To do
Identify every line in the records below that contains the word "ticker", and copy each of those lines.
BEGIN Listed records
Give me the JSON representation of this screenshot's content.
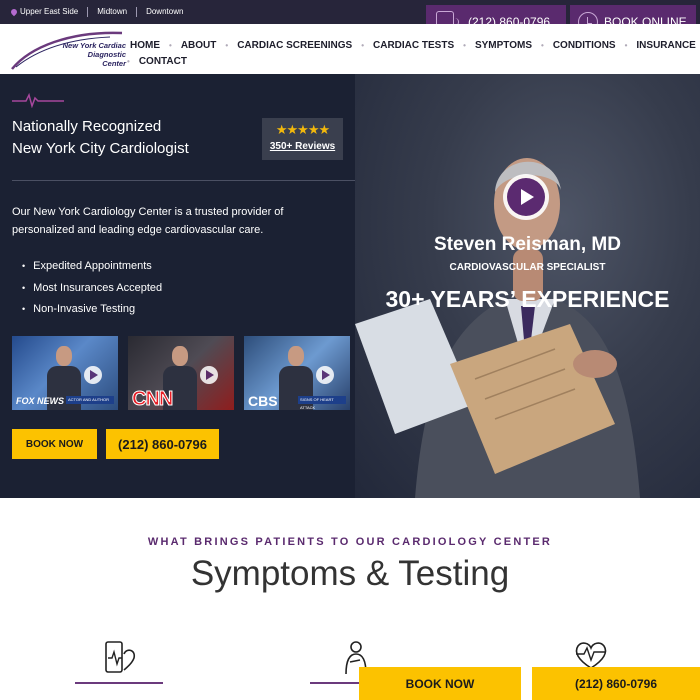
{
  "topbar": {
    "locations": [
      "Upper East Side",
      "Midtown",
      "Downtown"
    ],
    "phone_label": "(212) 860-0796",
    "book_label": "BOOK ONLINE",
    "icons": {
      "location": "map-pin-icon",
      "phone": "phone-icon",
      "book": "clock-icon"
    }
  },
  "logo": {
    "line1": "New York Cardiac",
    "line2": "Diagnostic Center"
  },
  "nav": {
    "items": [
      "HOME",
      "ABOUT",
      "CARDIAC SCREENINGS",
      "CARDIAC TESTS",
      "SYMPTOMS",
      "CONDITIONS",
      "INSURANCE",
      "CONTACT"
    ]
  },
  "hero": {
    "title_line1": "Nationally Recognized",
    "title_line2": "New York City Cardiologist",
    "rating": {
      "stars": "★★★★★",
      "reviews": "350+ Reviews",
      "value": 5
    },
    "intro": "Our New York Cardiology Center is a trusted provider of personalized and leading edge cardiovascular care.",
    "bullets": [
      "Expedited Appointments",
      "Most Insurances Accepted",
      "Non-Invasive Testing"
    ],
    "videos": [
      {
        "network": "FOX NEWS",
        "ticker": "ACTOR AND AUTHOR"
      },
      {
        "network": "CNN",
        "ticker": ""
      },
      {
        "network": "CBS",
        "ticker": "SIGNS OF HEART ATTACK"
      }
    ],
    "book_label": "BOOK NOW",
    "phone_label": "(212) 860-0796",
    "doctor": {
      "name": "Steven Reisman, MD",
      "role": "CARDIOVASCULAR SPECIALIST",
      "experience": "30+ YEARS’ EXPERIENCE"
    }
  },
  "section": {
    "kicker": "WHAT BRINGS PATIENTS TO OUR CARDIOLOGY CENTER",
    "title": "Symptoms & Testing"
  },
  "sticky": {
    "book_label": "BOOK NOW",
    "phone_label": "(212) 860-0796"
  },
  "colors": {
    "brand_purple": "#5a2a6e",
    "accent_yellow": "#fcc200",
    "hero_bg": "#1b2133",
    "topbar_bg": "#27253a"
  }
}
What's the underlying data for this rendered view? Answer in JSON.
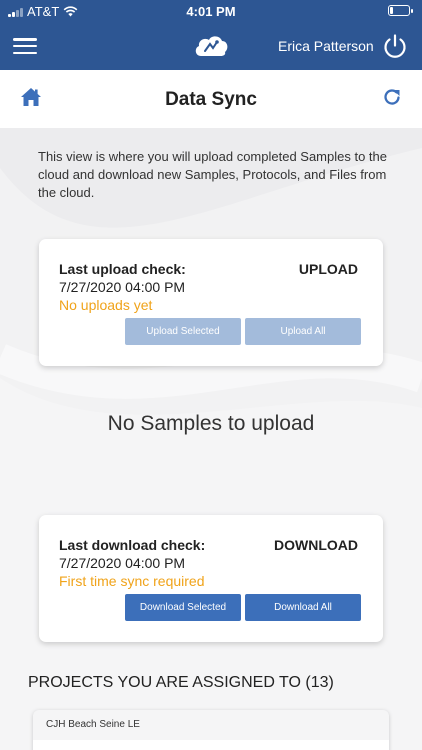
{
  "status_bar": {
    "carrier": "AT&T",
    "time": "4:01 PM"
  },
  "header": {
    "user_name": "Erica Patterson"
  },
  "page": {
    "title": "Data Sync"
  },
  "intro": {
    "text": "This view is where you will upload completed Samples to the cloud and download new Samples, Protocols, and Files from the cloud."
  },
  "upload_card": {
    "label": "Last upload check:",
    "date": "7/27/2020 04:00 PM",
    "status": "No uploads yet",
    "heading": "UPLOAD",
    "selected_button": "Upload Selected",
    "all_button": "Upload All"
  },
  "empty_state": {
    "text": "No Samples to upload"
  },
  "download_card": {
    "label": "Last download check:",
    "date": "7/27/2020 04:00 PM",
    "status": "First time sync required",
    "heading": "DOWNLOAD",
    "selected_button": "Download Selected",
    "all_button": "Download All"
  },
  "projects": {
    "header": "PROJECTS YOU ARE ASSIGNED TO (13)",
    "items": [
      {
        "name": "CJH Beach Seine LE"
      }
    ]
  },
  "icons": {
    "menu": "hamburger-menu-icon",
    "logo": "cloud-logo-icon",
    "power": "power-icon",
    "home": "home-icon",
    "refresh": "refresh-icon"
  },
  "colors": {
    "brand_blue": "#2d5693",
    "button_active": "#3c6fba",
    "button_disabled": "#a3bbdb",
    "status_orange": "#f0a31a"
  }
}
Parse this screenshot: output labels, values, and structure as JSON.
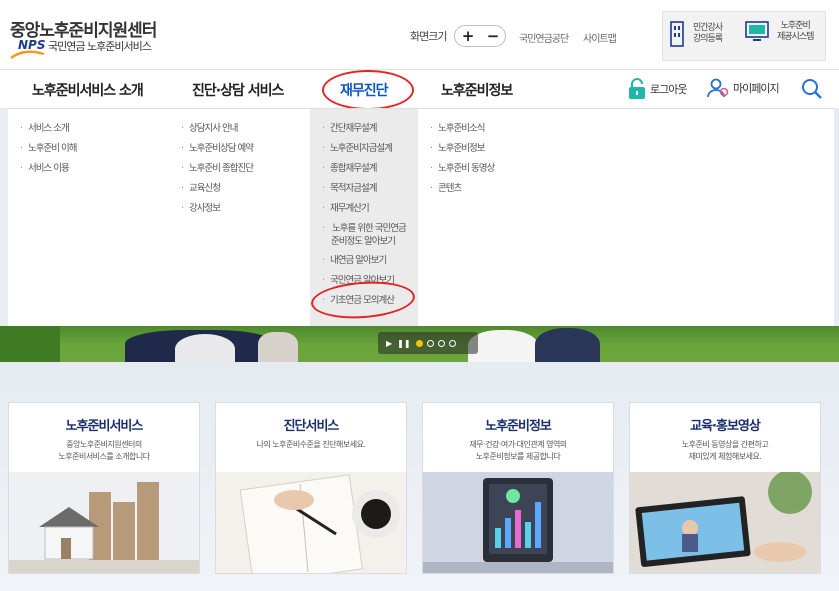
{
  "header": {
    "logo_title": "중앙노후준비지원센터",
    "logo_nps": "NPS",
    "logo_subtitle": "국민연금 노후준비서비스",
    "font_size_label": "화면크기",
    "font_plus": "+",
    "font_minus": "−",
    "link_nps": "국민연금공단",
    "link_sitemap": "사이트맵",
    "util_lecturer_line1": "민간강사",
    "util_lecturer_line2": "강의등록",
    "util_system_line1": "노후준비",
    "util_system_line2": "제공시스템"
  },
  "nav": {
    "items": [
      {
        "label": "노후준비서비스 소개"
      },
      {
        "label": "진단·상담 서비스"
      },
      {
        "label": "재무진단"
      },
      {
        "label": "노후준비정보"
      }
    ],
    "logout": "로그아웃",
    "mypage": "마이페이지"
  },
  "mega_menu": {
    "col1": [
      "서비스 소개",
      "노후준비 이해",
      "서비스 이용"
    ],
    "col2": [
      "상담지사 안내",
      "노후준비상담 예약",
      "노후준비 종합진단",
      "교육신청",
      "강사정보"
    ],
    "col3": [
      "간단재무설계",
      "노후준비자금설계",
      "종합재무설계",
      "목적자금설계",
      "재무계산기",
      "노후를 위한 국민연금",
      "준비정도 알아보기",
      "내연금 알아보기",
      "국민연금 알아보기",
      "기초연금 모의계산"
    ],
    "col4": [
      "노후준비소식",
      "노후준비정보",
      "노후준비 동영상",
      "콘텐츠"
    ]
  },
  "slider": {
    "play": "▶",
    "pause": "❚❚"
  },
  "cards": [
    {
      "title": "노후준비서비스",
      "desc1": "중앙노후준비지원센터의",
      "desc2": "노후준비서비스를 소개합니다"
    },
    {
      "title": "진단서비스",
      "desc1": "나의 노후준비수준을 진단해보세요.",
      "desc2": ""
    },
    {
      "title": "노후준비정보",
      "desc1": "재무·건강·여가·대인관계 영역의",
      "desc2": "노후준비정보를 제공합니다"
    },
    {
      "title": "교육·홍보영상",
      "desc1": "노후준비 동영상을 간편하고",
      "desc2": "재미있게 체험해보세요."
    }
  ],
  "colors": {
    "active_nav": "#0d55c6",
    "annotation": "#e32424",
    "card_title": "#1a2e6b",
    "logout_icon": "#1fb8a6",
    "mypage_icon": "#2b6fd8"
  }
}
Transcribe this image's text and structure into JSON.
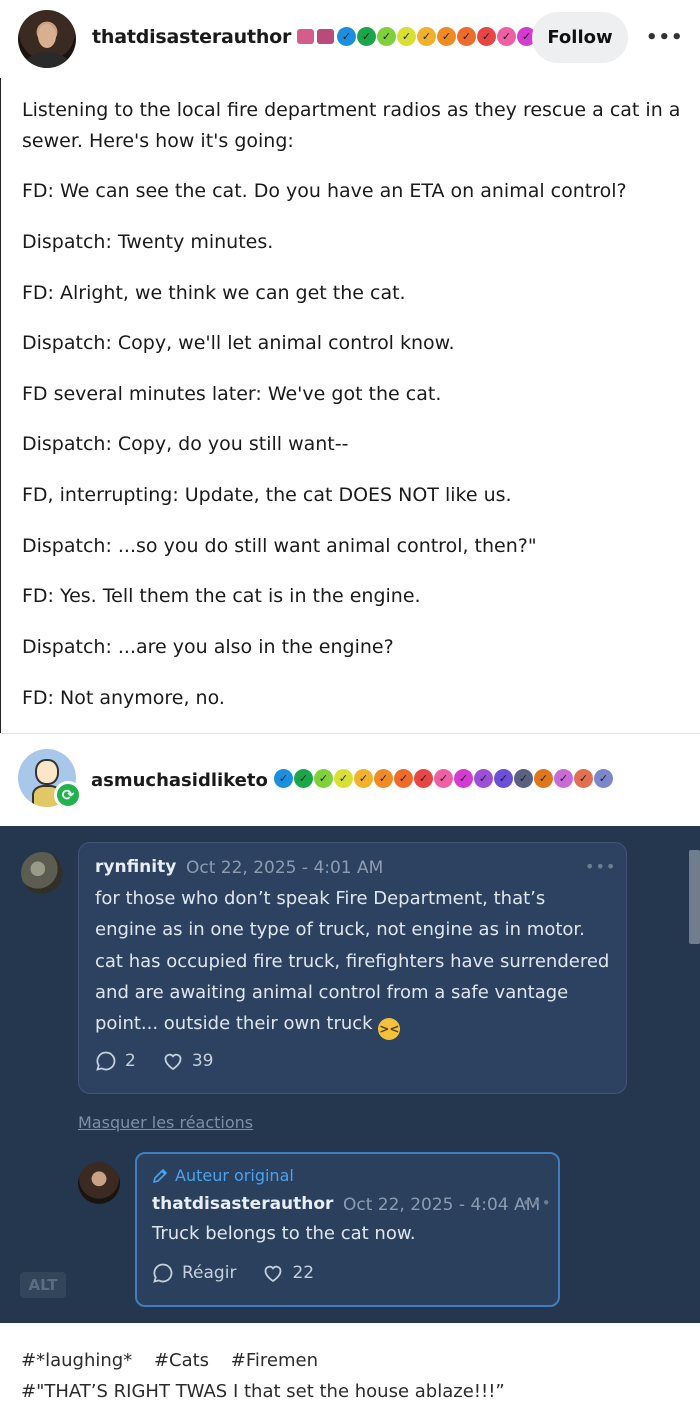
{
  "post": {
    "author": "thatdisasterauthor",
    "follow_label": "Follow",
    "more_icon": "more-horizontal-icon",
    "badges": [
      {
        "color": "#d55d8c",
        "kind": "typewriter"
      },
      {
        "color": "#b94b7b",
        "kind": "typewriter"
      },
      {
        "color": "#1a8fe0",
        "kind": "check"
      },
      {
        "color": "#1ca64c",
        "kind": "check"
      },
      {
        "color": "#7fd13b",
        "kind": "check"
      },
      {
        "color": "#d8e033",
        "kind": "check"
      },
      {
        "color": "#f2b12a",
        "kind": "check"
      },
      {
        "color": "#f08a24",
        "kind": "check"
      },
      {
        "color": "#ef6b2a",
        "kind": "check"
      },
      {
        "color": "#e84545",
        "kind": "check"
      },
      {
        "color": "#ef5fa3",
        "kind": "check"
      },
      {
        "color": "#d43cd1",
        "kind": "check"
      }
    ],
    "lines": [
      "Listening to the local fire department radios as they rescue a cat in a sewer. Here's how it's going:",
      "FD: We can see the cat. Do you have an ETA on animal control?",
      "Dispatch: Twenty minutes.",
      "FD: Alright, we think we can get the cat.",
      "Dispatch: Copy, we'll let animal control know.",
      "FD several minutes later: We've got the cat.",
      "Dispatch: Copy, do you still want--",
      "FD, interrupting: Update, the cat DOES NOT like us.",
      "Dispatch: ...so you do still want animal control, then?\"",
      "FD: Yes. Tell them the cat is in the engine.",
      "Dispatch: ...are you also in the engine?",
      "FD: Not anymore, no."
    ]
  },
  "reblog": {
    "author": "asmuchasidliketo",
    "reblog_icon": "reblog-icon",
    "badges": [
      {
        "color": "#1a8fe0"
      },
      {
        "color": "#1ca64c"
      },
      {
        "color": "#7fd13b"
      },
      {
        "color": "#d8e033"
      },
      {
        "color": "#f2b12a"
      },
      {
        "color": "#f08a24"
      },
      {
        "color": "#ef6b2a"
      },
      {
        "color": "#e84545"
      },
      {
        "color": "#ef5fa3"
      },
      {
        "color": "#d43cd1"
      },
      {
        "color": "#9b4fd6"
      },
      {
        "color": "#6c4fd6"
      },
      {
        "color": "#5a6080"
      },
      {
        "color": "#e0761c"
      },
      {
        "color": "#c96bd6"
      },
      {
        "color": "#e07050"
      },
      {
        "color": "#7d86c8"
      }
    ]
  },
  "comment": {
    "author": "rynfinity",
    "date": "Oct 22, 2025 - 4:01 AM",
    "text": "for those who don’t speak Fire Department, that’s engine as in one type of truck, not engine as in motor. cat has occupied fire truck, firefighters have surrendered and are awaiting animal control from a safe vantage point... outside their own truck",
    "replies": "2",
    "likes": "39"
  },
  "hide_reactions": "Masquer les réactions",
  "reply": {
    "op_label": "Auteur original",
    "author": "thatdisasterauthor",
    "date": "Oct 22, 2025 - 4:04 AM",
    "text": "Truck belongs to the cat now.",
    "reply_label": "Réagir",
    "likes": "22"
  },
  "alt_label": "ALT",
  "tags": [
    "#*laughing*",
    "#Cats",
    "#Firemen",
    "#\"THAT’S RIGHT TWAS I that set the house ablaze!!!”"
  ]
}
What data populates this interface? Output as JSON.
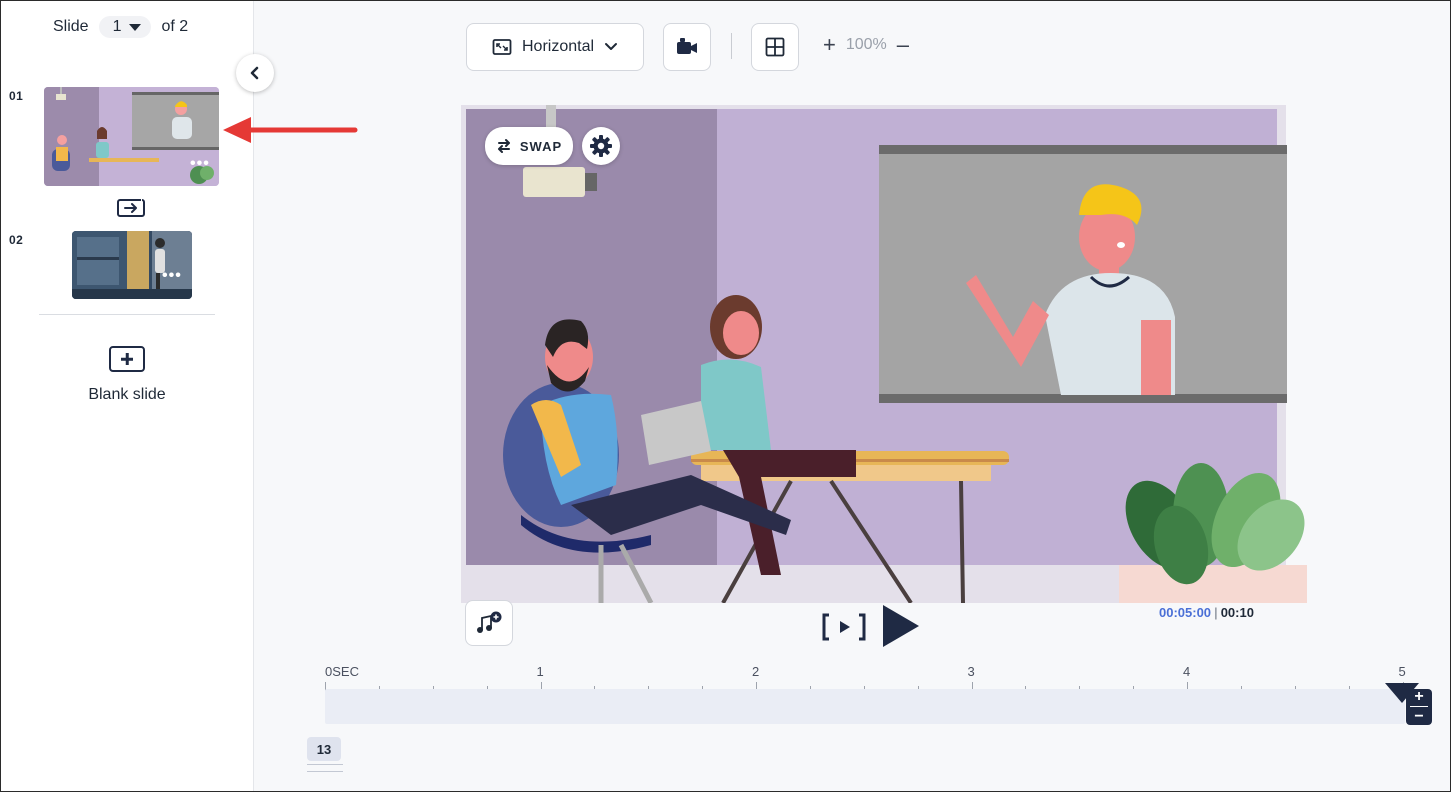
{
  "sidebar": {
    "slide_label": "Slide",
    "current_slide": "1",
    "total_label": "of 2",
    "slides": [
      {
        "number": "01"
      },
      {
        "number": "02"
      }
    ],
    "blank_slide_label": "Blank slide"
  },
  "toolbar": {
    "orientation_label": "Horizontal",
    "zoom_level": "100%",
    "zoom_in": "+",
    "zoom_out": "–"
  },
  "canvas": {
    "swap_label": "SWAP"
  },
  "player": {
    "current_time": "00:05:00",
    "separator": "|",
    "total_time": "00:10"
  },
  "timeline": {
    "labels": [
      "0SEC",
      "1",
      "2",
      "3",
      "4",
      "5"
    ],
    "track_badge": "13",
    "zoom_plus": "+",
    "zoom_minus": "−"
  },
  "colors": {
    "accent_blue": "#4a6fd6",
    "navy": "#1f2a44",
    "annotation_red": "#e53935",
    "scene_purple": "#c0b0d4"
  }
}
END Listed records
Final answer
        "ticker": "ACTOR AND AUTHOR"
        "ticker": ""
        "ticker": "SIGNS OF HEART ATTACK"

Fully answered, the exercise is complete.